SHOOTING STICKS WERE BORN ON THE AMERICAN FRONTIER
Wayne Guard in his fascinating book “The Great Buffalo Hunt” revealed the colorful history of the Buffalo Hunters and the American West. Using heavy .54 caliber Hawkin muzzle loading rifles, Frontiersmen soon learned the need for a solid rifle rest. Their simple solutions were single elevation forked sticks cut from saplings. Some hunters used two crossed sticks and held them together to control elevation.
In 1848 Christian Sharp invented the paper cartridged .52 caliber Sharps Rifle. Everything changed. It became the buffalo rifle of choice on the Great Plains. Later models used .45-70 metallic cartridges. Now with a 500 yard effective range, all Buffalo Hunters used shooting sticks. Even at close range the heavy Sharps encouraged a rest to avoid fatigue. The Sharps Rifle was made famous in the movie “Quigley Down Under” with Tom Selleck.
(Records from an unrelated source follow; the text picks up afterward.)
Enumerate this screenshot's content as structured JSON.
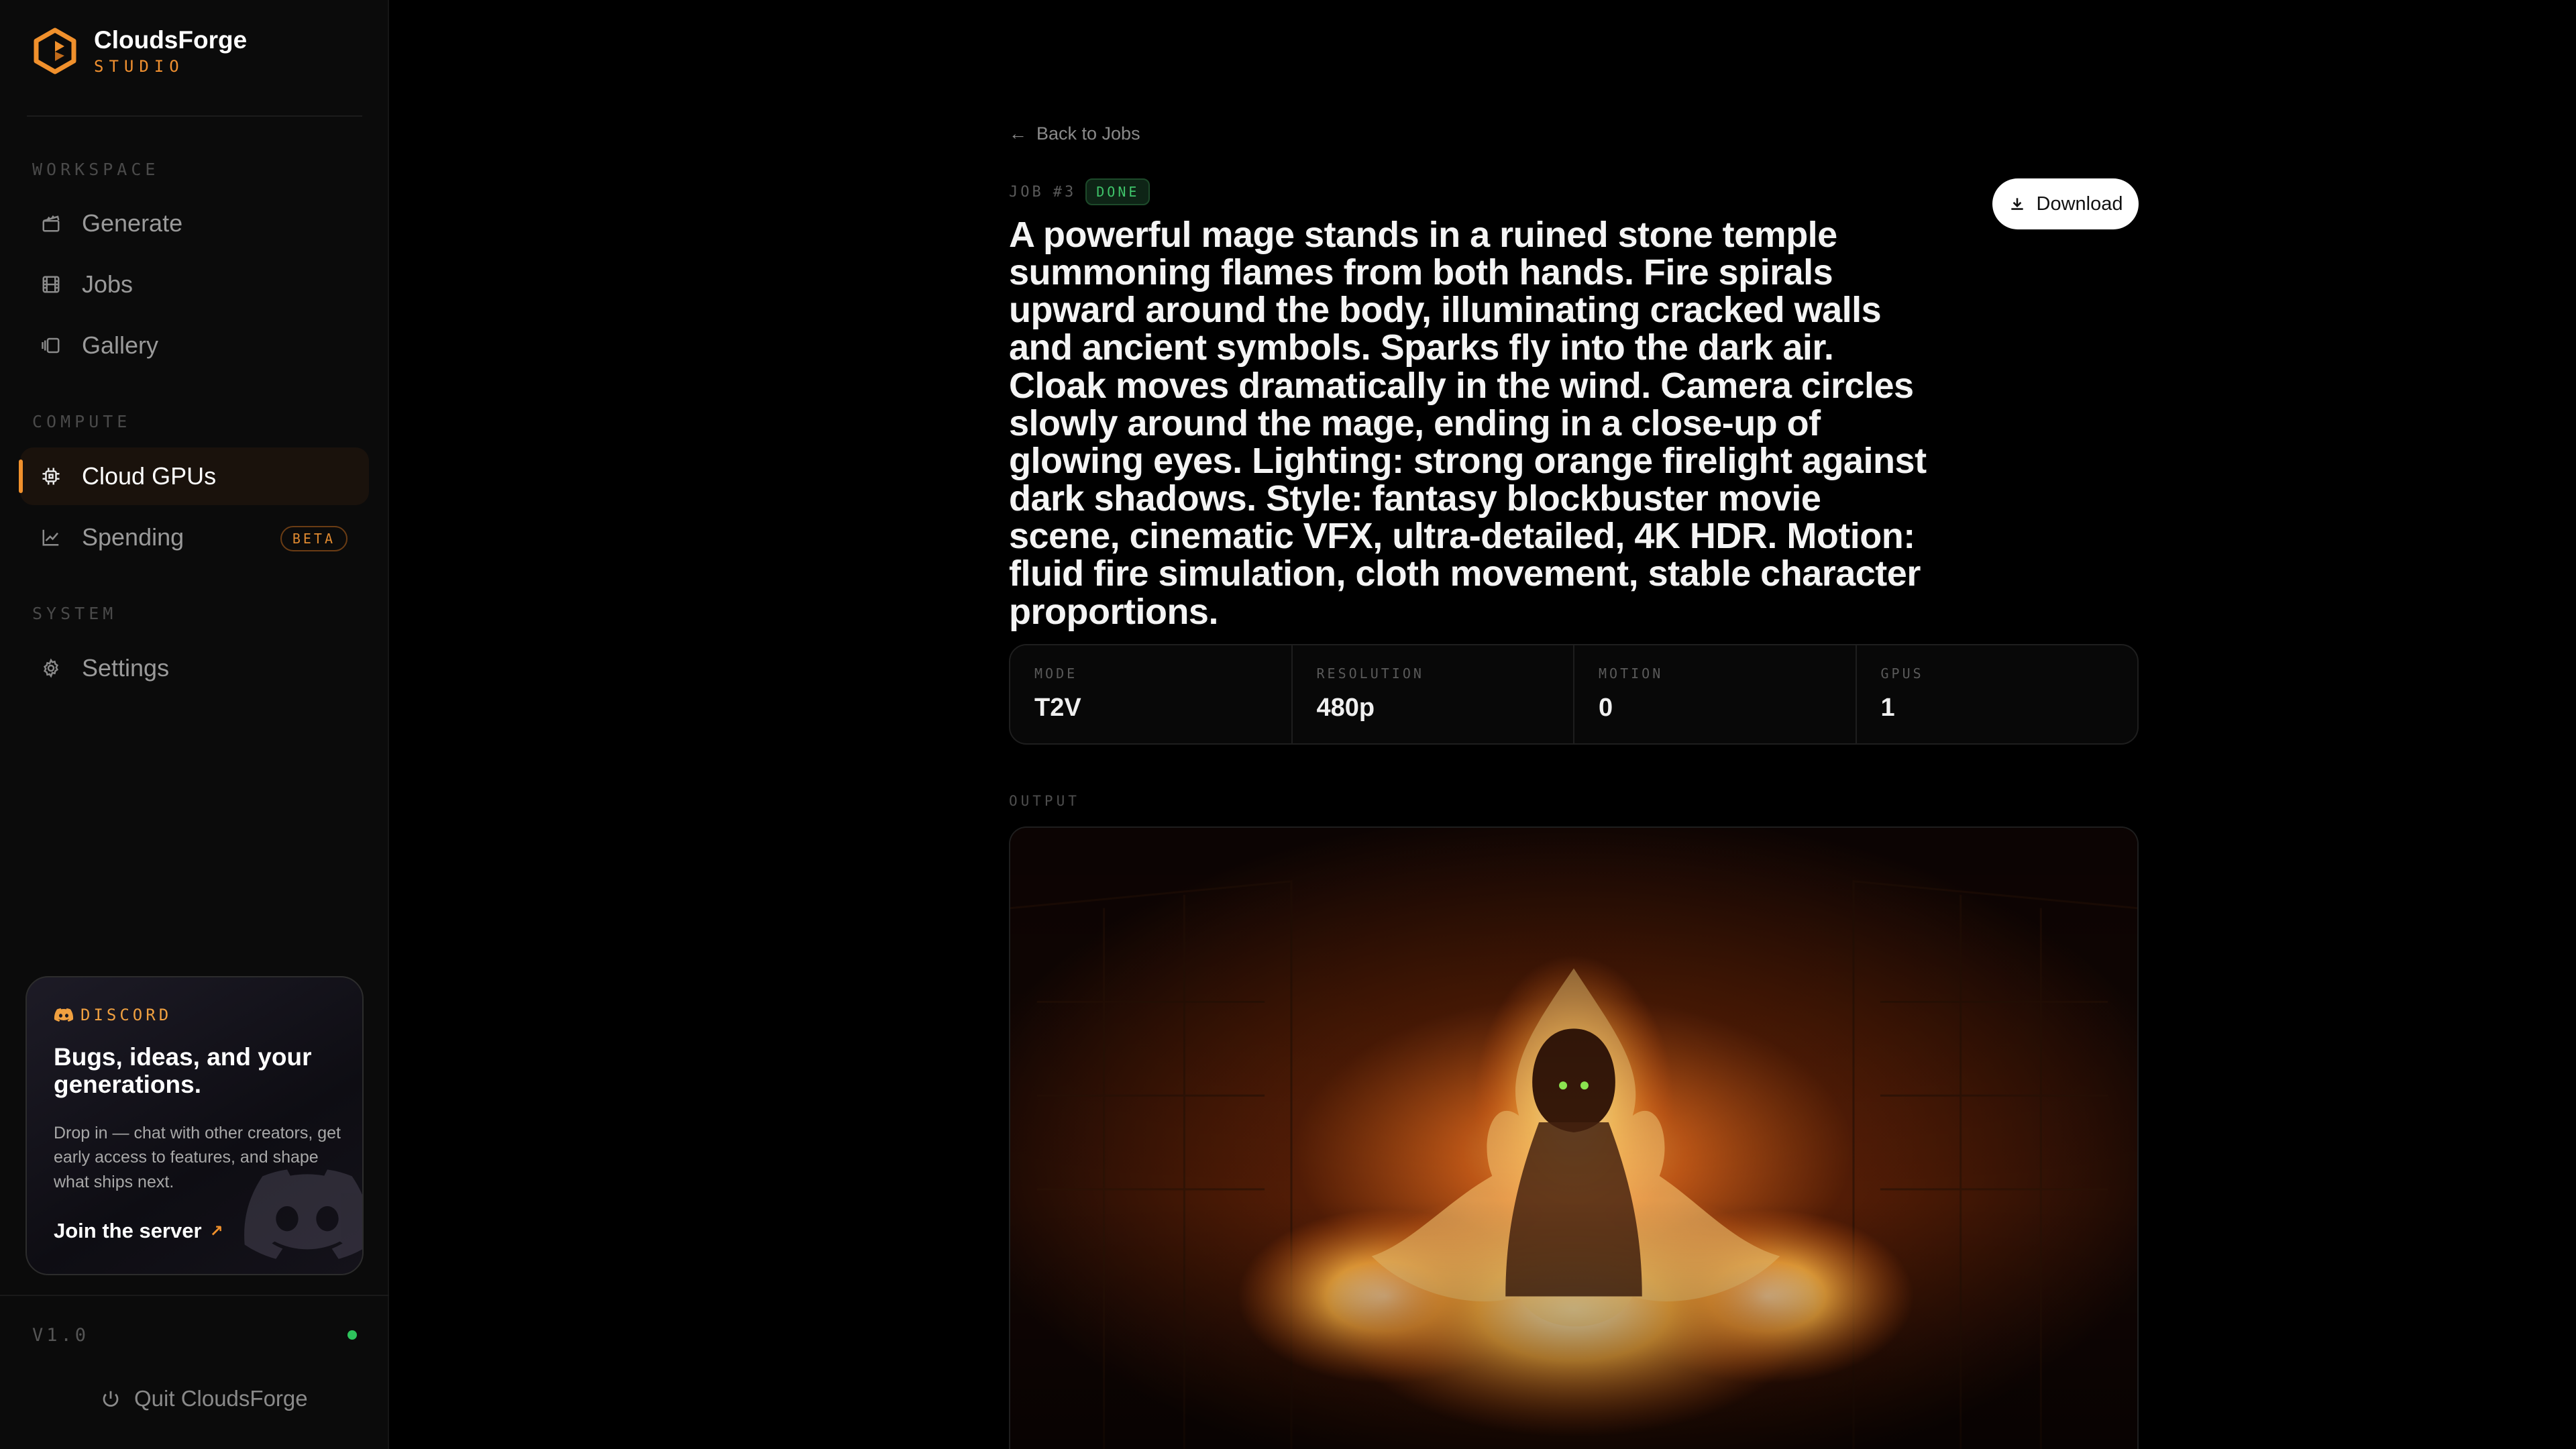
{
  "brand": {
    "name": "CloudsForge",
    "sub": "STUDIO",
    "accent": "#f09030"
  },
  "sidebar": {
    "sections": {
      "workspace": "WORKSPACE",
      "compute": "COMPUTE",
      "system": "SYSTEM"
    },
    "items": [
      {
        "label": "Generate",
        "icon": "clapper-icon"
      },
      {
        "label": "Jobs",
        "icon": "film-icon"
      },
      {
        "label": "Gallery",
        "icon": "gallery-icon"
      },
      {
        "label": "Cloud GPUs",
        "icon": "chip-icon",
        "active": true
      },
      {
        "label": "Spending",
        "icon": "chart-icon",
        "badge": "BETA"
      },
      {
        "label": "Settings",
        "icon": "gear-icon"
      }
    ],
    "discord": {
      "tag": "DISCORD",
      "title": "Bugs, ideas, and your generations.",
      "body": "Drop in — chat with other creators, get early access to features, and shape what ships next.",
      "cta": "Join the server"
    },
    "version": "V1.0",
    "quit": "Quit CloudsForge"
  },
  "main": {
    "back": "Back to Jobs",
    "job_label": "JOB",
    "job_number": "#3",
    "status": "DONE",
    "download": "Download",
    "prompt": "A powerful mage stands in a ruined stone temple summoning flames from both hands. Fire spirals upward around the body, illuminating cracked walls and ancient symbols. Sparks fly into the dark air. Cloak moves dramatically in the wind. Camera circles slowly around the mage, ending in a close-up of glowing eyes. Lighting: strong orange firelight against dark shadows. Style: fantasy blockbuster movie scene, cinematic VFX, ultra-detailed, 4K HDR. Motion: fluid fire simulation, cloth movement, stable character proportions.",
    "stats": [
      {
        "label": "MODE",
        "value": "T2V"
      },
      {
        "label": "RESOLUTION",
        "value": "480p"
      },
      {
        "label": "MOTION",
        "value": "0"
      },
      {
        "label": "GPUS",
        "value": "1"
      }
    ],
    "output_label": "OUTPUT"
  }
}
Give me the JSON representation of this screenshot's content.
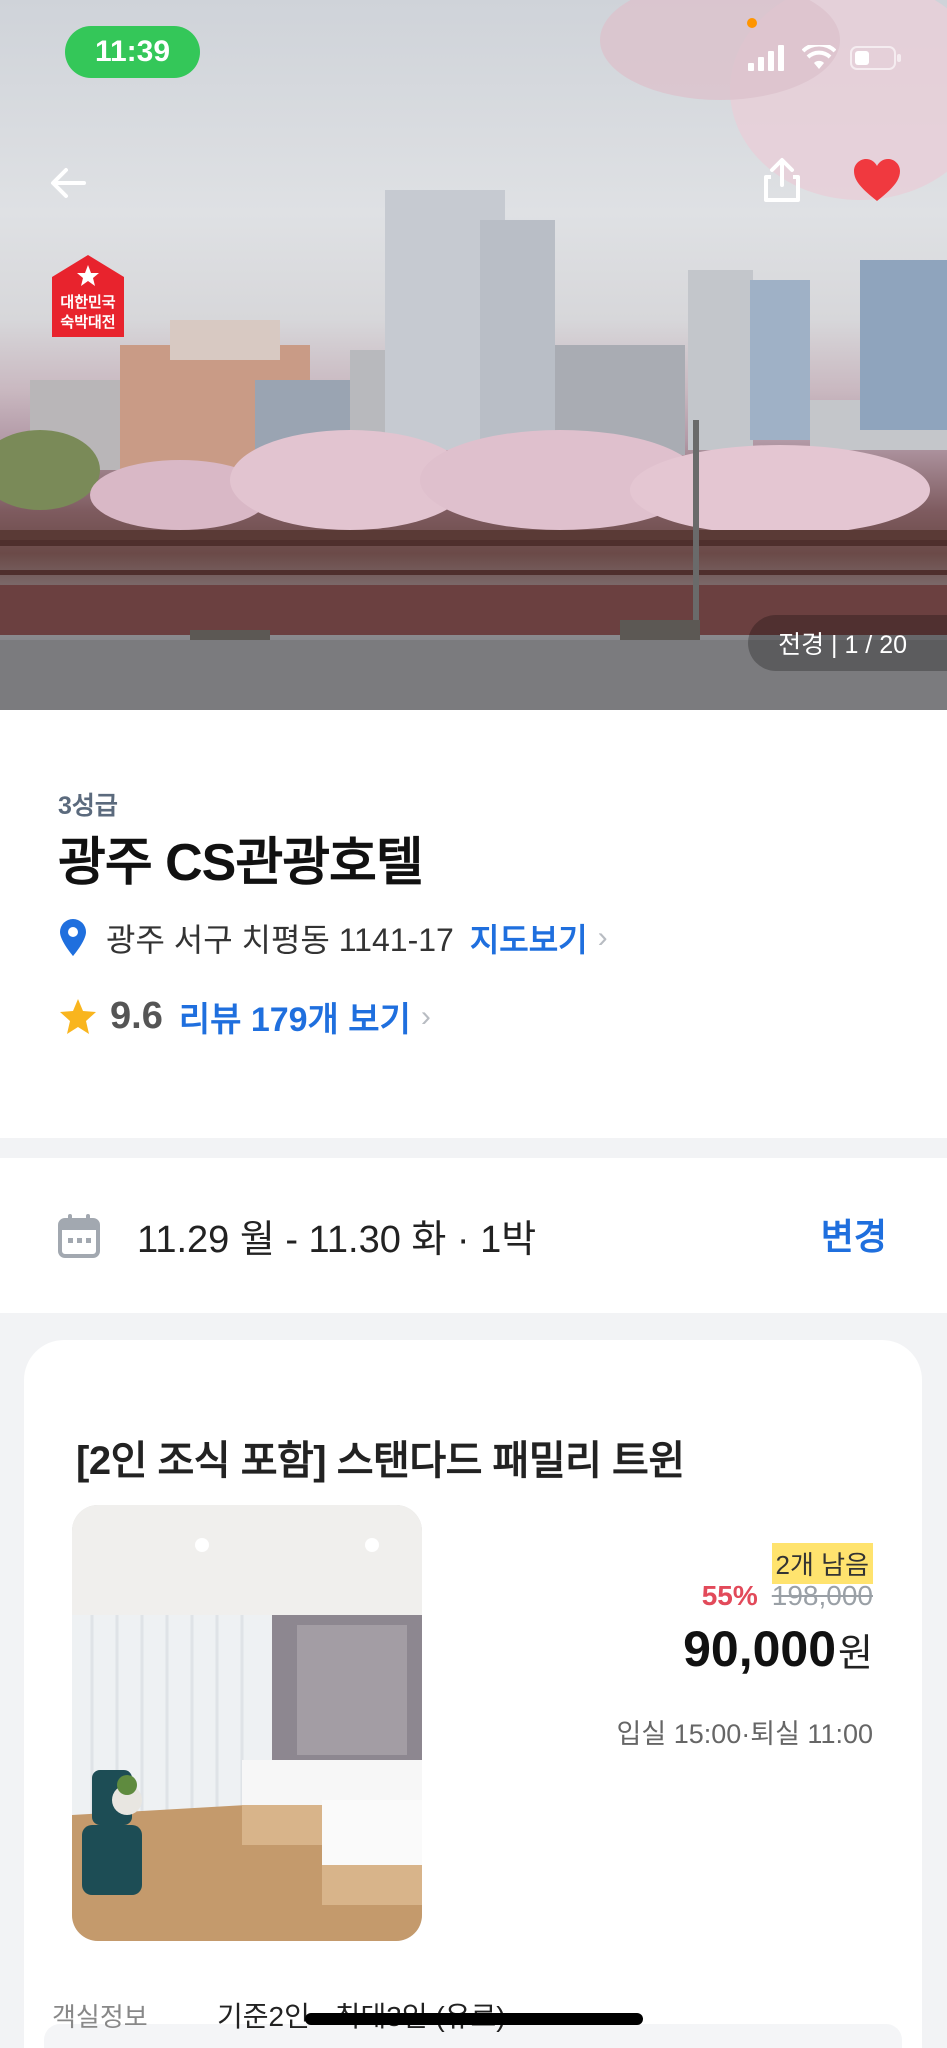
{
  "status_bar": {
    "time": "11:39"
  },
  "hero": {
    "photo_counter": "전경 | 1 / 20",
    "badge_line1": "대한민국",
    "badge_line2": "숙박대전"
  },
  "hotel": {
    "grade": "3성급",
    "name": "광주 CS관광호텔",
    "address": "광주 서구 치평동 1141-17",
    "map_link": "지도보기",
    "rating": "9.6",
    "review_link": "리뷰 179개 보기"
  },
  "booking": {
    "dates": "11.29 월 - 11.30 화 · 1박",
    "change_label": "변경"
  },
  "room": {
    "title": "[2인 조식 포함] 스탠다드 패밀리 트윈",
    "remaining": "2개 남음",
    "discount": "55%",
    "original_price": "198,000",
    "price": "90,000",
    "currency": "원",
    "checkin": "입실 15:00·퇴실 11:00",
    "info_label": "객실정보",
    "info_value": "기준2인 · 최대3인 (유료)"
  },
  "colors": {
    "accent": "#1f6fde",
    "discount": "#e24a5a",
    "status_green": "#34c759",
    "heart": "#f0393f"
  },
  "icons": [
    "back-arrow-icon",
    "share-icon",
    "heart-icon",
    "location-pin-icon",
    "star-icon",
    "calendar-icon",
    "signal-icon",
    "wifi-icon",
    "battery-icon"
  ]
}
The Native Americans soon adopted rifles and Howard Terpning beautifully captured their ingenious shooting sticks in his painting “The Long Shot”. It graces my office wall with its blend of 19th century technology and cultures.